▶ What is required
Any pictures should be dropped; everything else in the records is to be returned exactly.

▶ The data

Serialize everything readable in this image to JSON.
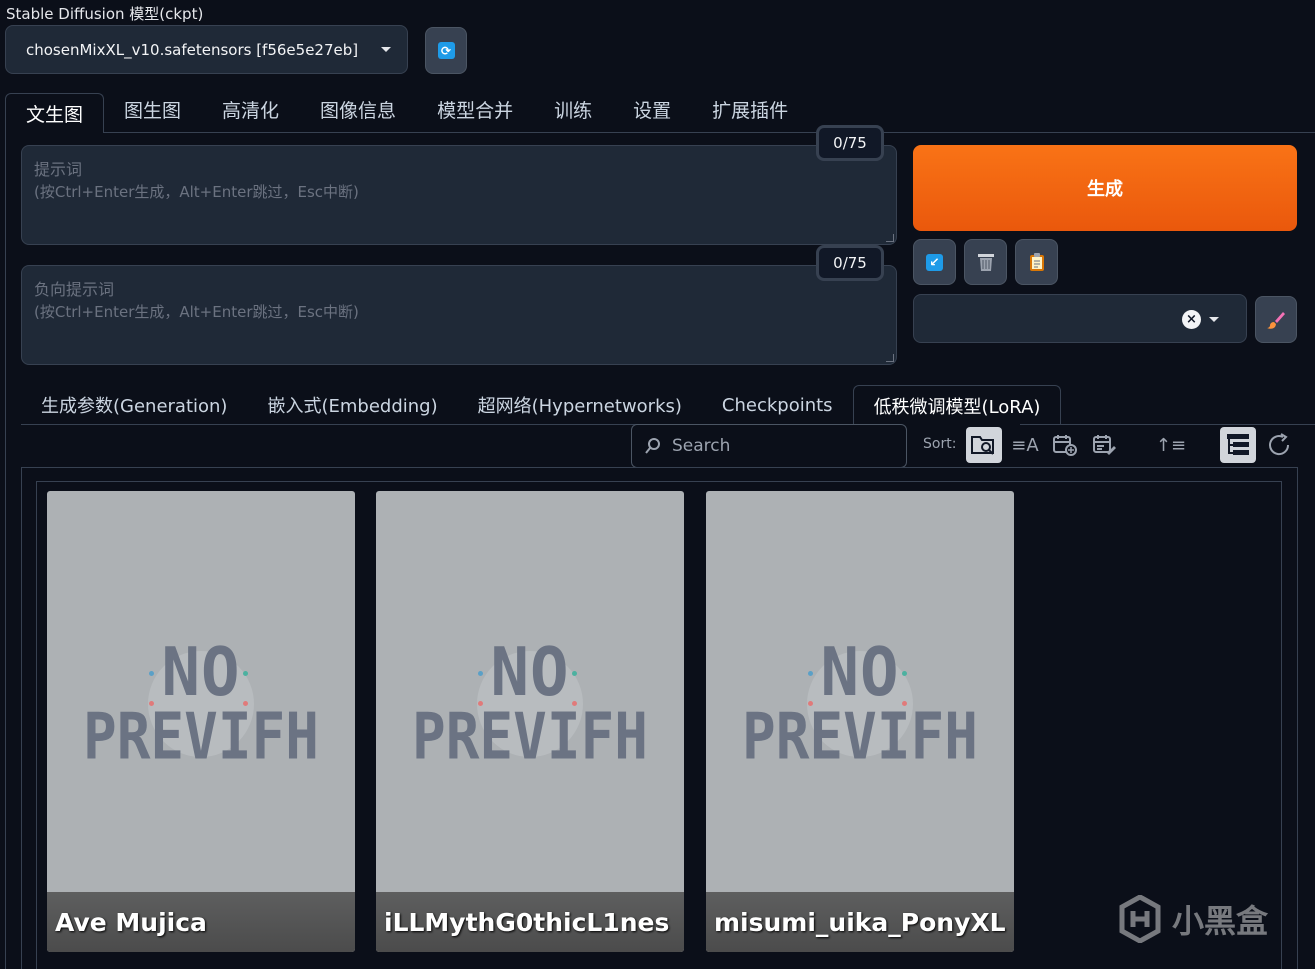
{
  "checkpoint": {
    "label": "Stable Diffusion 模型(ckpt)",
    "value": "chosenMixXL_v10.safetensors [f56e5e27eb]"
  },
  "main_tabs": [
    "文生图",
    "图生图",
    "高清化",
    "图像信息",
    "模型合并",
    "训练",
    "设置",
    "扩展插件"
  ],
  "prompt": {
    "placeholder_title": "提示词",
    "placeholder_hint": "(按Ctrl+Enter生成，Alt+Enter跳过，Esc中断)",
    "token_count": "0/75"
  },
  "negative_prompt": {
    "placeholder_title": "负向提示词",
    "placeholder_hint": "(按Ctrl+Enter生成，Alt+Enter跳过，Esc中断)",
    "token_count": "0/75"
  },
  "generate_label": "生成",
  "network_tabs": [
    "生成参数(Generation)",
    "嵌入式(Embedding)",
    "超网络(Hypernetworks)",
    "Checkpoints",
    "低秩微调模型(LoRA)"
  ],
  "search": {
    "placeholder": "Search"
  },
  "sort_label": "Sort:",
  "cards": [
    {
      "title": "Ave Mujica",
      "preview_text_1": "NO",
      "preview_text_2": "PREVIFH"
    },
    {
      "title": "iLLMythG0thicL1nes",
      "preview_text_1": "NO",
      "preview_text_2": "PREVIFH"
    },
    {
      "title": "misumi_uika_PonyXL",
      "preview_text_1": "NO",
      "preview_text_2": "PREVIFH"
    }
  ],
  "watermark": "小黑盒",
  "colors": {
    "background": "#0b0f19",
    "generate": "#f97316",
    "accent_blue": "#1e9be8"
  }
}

▶ Written reply
Serialize everything readable in this image to JSON.
{
  "checkpoint": {
    "label": "Stable Diffusion 模型(ckpt)",
    "value": "chosenMixXL_v10.safetensors [f56e5e27eb]"
  },
  "main_tabs": [
    "文生图",
    "图生图",
    "高清化",
    "图像信息",
    "模型合并",
    "训练",
    "设置",
    "扩展插件"
  ],
  "prompt": {
    "placeholder_title": "提示词",
    "placeholder_hint": "(按Ctrl+Enter生成，Alt+Enter跳过，Esc中断)",
    "token_count": "0/75"
  },
  "negative_prompt": {
    "placeholder_title": "负向提示词",
    "placeholder_hint": "(按Ctrl+Enter生成，Alt+Enter跳过，Esc中断)",
    "token_count": "0/75"
  },
  "generate_label": "生成",
  "network_tabs": [
    "生成参数(Generation)",
    "嵌入式(Embedding)",
    "超网络(Hypernetworks)",
    "Checkpoints",
    "低秩微调模型(LoRA)"
  ],
  "search": {
    "placeholder": "Search"
  },
  "sort_label": "Sort:",
  "cards": [
    {
      "title": "Ave Mujica",
      "preview_text_1": "NO",
      "preview_text_2": "PREVIFH"
    },
    {
      "title": "iLLMythG0thicL1nes",
      "preview_text_1": "NO",
      "preview_text_2": "PREVIFH"
    },
    {
      "title": "misumi_uika_PonyXL",
      "preview_text_1": "NO",
      "preview_text_2": "PREVIFH"
    }
  ],
  "watermark": "小黑盒",
  "colors": {
    "background": "#0b0f19",
    "generate": "#f97316",
    "accent_blue": "#1e9be8"
  }
}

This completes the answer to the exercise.